The illness of the judge presiding over the trial operates as a continuance of the action.
A motion for a continuance is heard by the court which rules upon it after an evaluation of the evidence before it. If a continuance is granted, the trial court will set its duration with regard to the rights of both parties and impose any necessary restrictions. During the time of the adjournment the court may modify or revoke its order if reasonable cause is shown or if the court is satisfied that no injustice will result.
Successive continuances sought by a party are scrutinized closely by a court because there is a likelihood that they are sought for dilatory purposes. Unless the applicant clearly establishes that a postponement is essential to the integrity of the judicial process and a preservation of the rights of the parties, it will be denied. A motion based upon newly discovered evidence will be denied if the applicant could have discovered the evidence sooner by the use of reasonable efforts.
A continuance expires on the date specified in the court order. If the basis for the continuance ceases to exist prior to that date, the court may revoke its order and require that the case proceed to trial.
A party relinquishes or waives the right to obtain a continuance if he or she (1) fails to request one; (2) proceeds with the case after the motion for a continuance has been denied without making an exception to the ruling; or (3) voluntarily discontinues the action.
Yeazell, Stephen C. 1998. Federal Rules of Civil Procedure: With Selected Statutes and Cases. Gaithersburg, Md.: Aspen.
n. a postponement of a date of a trial, hearing or other court appearance to a later fixed date by order of the court, or upon a stipulation (legal agreement) by the attorneys and approved by the court or (where local rules permit) by the clerk of the court. In general courts frown on too many continuances and will not allow them unless there is a legitimate reason. Some states demand payment of fees for continuances to discourage delays.
continuance(US) the postponement or adjournment of a legal proceeding.
CONTINUANCE, practice. The adjournment of a cause from one day to another is
called a continuance, an entry of which is made upon the record.
2. If these continuances are omitted, the cause is thereby discontinued, and the defendant is discharged sine die, (q.v.) without a day, for this term. By his appearance he has obeyed the command of the writ, and, unless he be adjourned over to a certain day, he is no longer bound to attend upon that summons. 3 Bl. Com. 316.

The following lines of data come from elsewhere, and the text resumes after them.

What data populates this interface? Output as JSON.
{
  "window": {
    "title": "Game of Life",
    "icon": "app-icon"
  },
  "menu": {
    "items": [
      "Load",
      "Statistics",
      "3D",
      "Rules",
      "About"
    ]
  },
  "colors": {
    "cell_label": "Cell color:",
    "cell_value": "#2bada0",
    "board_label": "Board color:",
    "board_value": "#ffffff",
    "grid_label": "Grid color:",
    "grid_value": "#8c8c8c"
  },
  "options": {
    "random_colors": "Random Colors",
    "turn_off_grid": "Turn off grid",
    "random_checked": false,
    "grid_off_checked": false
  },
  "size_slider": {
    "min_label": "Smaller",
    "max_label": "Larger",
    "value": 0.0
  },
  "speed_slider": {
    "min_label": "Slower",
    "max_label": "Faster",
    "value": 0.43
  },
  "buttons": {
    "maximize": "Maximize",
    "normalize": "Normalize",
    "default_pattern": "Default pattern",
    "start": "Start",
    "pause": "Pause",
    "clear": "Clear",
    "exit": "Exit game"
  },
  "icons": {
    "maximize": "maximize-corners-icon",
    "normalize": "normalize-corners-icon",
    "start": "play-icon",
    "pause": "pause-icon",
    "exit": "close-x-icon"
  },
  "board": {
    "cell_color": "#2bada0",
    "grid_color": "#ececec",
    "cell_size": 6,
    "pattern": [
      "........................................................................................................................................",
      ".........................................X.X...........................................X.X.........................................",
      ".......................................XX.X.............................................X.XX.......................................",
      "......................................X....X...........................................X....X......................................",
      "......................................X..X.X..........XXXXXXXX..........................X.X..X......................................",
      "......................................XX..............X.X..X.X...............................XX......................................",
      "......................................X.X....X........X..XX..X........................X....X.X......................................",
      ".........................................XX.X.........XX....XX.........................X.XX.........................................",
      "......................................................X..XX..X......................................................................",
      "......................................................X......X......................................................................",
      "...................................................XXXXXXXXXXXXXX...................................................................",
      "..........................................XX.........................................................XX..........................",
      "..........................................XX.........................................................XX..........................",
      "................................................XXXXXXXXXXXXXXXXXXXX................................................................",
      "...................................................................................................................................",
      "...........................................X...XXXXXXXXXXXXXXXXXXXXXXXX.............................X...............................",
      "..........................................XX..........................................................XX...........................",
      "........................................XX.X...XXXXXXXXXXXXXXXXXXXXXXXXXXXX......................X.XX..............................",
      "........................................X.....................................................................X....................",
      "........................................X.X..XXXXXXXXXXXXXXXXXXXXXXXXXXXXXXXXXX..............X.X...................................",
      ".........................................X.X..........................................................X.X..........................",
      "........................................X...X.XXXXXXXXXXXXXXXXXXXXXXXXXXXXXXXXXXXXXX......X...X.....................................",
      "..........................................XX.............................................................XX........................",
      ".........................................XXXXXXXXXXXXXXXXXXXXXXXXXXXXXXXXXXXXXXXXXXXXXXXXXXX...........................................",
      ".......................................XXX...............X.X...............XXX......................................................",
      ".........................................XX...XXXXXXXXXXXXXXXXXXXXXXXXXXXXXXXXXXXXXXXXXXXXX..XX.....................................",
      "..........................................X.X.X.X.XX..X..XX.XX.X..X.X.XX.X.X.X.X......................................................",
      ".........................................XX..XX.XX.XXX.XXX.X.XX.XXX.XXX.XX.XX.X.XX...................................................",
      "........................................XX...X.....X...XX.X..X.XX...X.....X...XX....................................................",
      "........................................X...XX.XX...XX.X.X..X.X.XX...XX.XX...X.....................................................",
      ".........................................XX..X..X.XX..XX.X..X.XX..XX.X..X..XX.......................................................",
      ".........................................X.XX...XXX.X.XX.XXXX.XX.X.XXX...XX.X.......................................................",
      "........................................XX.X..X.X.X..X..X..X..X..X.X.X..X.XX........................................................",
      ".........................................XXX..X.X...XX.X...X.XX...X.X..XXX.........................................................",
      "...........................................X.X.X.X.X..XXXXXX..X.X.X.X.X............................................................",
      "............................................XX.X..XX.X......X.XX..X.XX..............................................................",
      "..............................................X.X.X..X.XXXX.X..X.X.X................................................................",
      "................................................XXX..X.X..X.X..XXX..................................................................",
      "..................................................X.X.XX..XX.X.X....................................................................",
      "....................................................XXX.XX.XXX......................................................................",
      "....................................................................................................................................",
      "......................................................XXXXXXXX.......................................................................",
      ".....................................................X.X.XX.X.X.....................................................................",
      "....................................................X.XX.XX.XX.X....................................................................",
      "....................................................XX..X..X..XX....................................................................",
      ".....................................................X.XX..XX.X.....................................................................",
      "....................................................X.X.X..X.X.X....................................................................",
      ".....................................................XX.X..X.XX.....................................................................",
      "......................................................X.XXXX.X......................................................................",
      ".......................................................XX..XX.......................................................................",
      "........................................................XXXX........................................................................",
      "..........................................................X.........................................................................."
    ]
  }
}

3. Continuances may, however, be entered at any time, and if not entered, the want of them is aided or cured by the appearance of the parties; and Is a discontinuance can never be objected to pendente placito, so after the judgment it is cured by the statute of jeofails[?]. Tidd's Pr. 628, 835.
4. Before the declaration the continuance is by dies datus prece partium; after the declaration and before issue joined, by imparlance; after issue joined and before verdict, by vicecomes non misit breve; and after verdict or demurrer by curia advisare vult. 1 Chit. Pl. 421, n. (p); see Vin. Abr. 454; Bac. Abr. Pleas, &c. P; Bac. Abr. Trial, H.; Com. Dig. Pleader, V. See, as to the origin of continuances, Steph. Pl. 31; 1 Ch. Pr. 778, 779.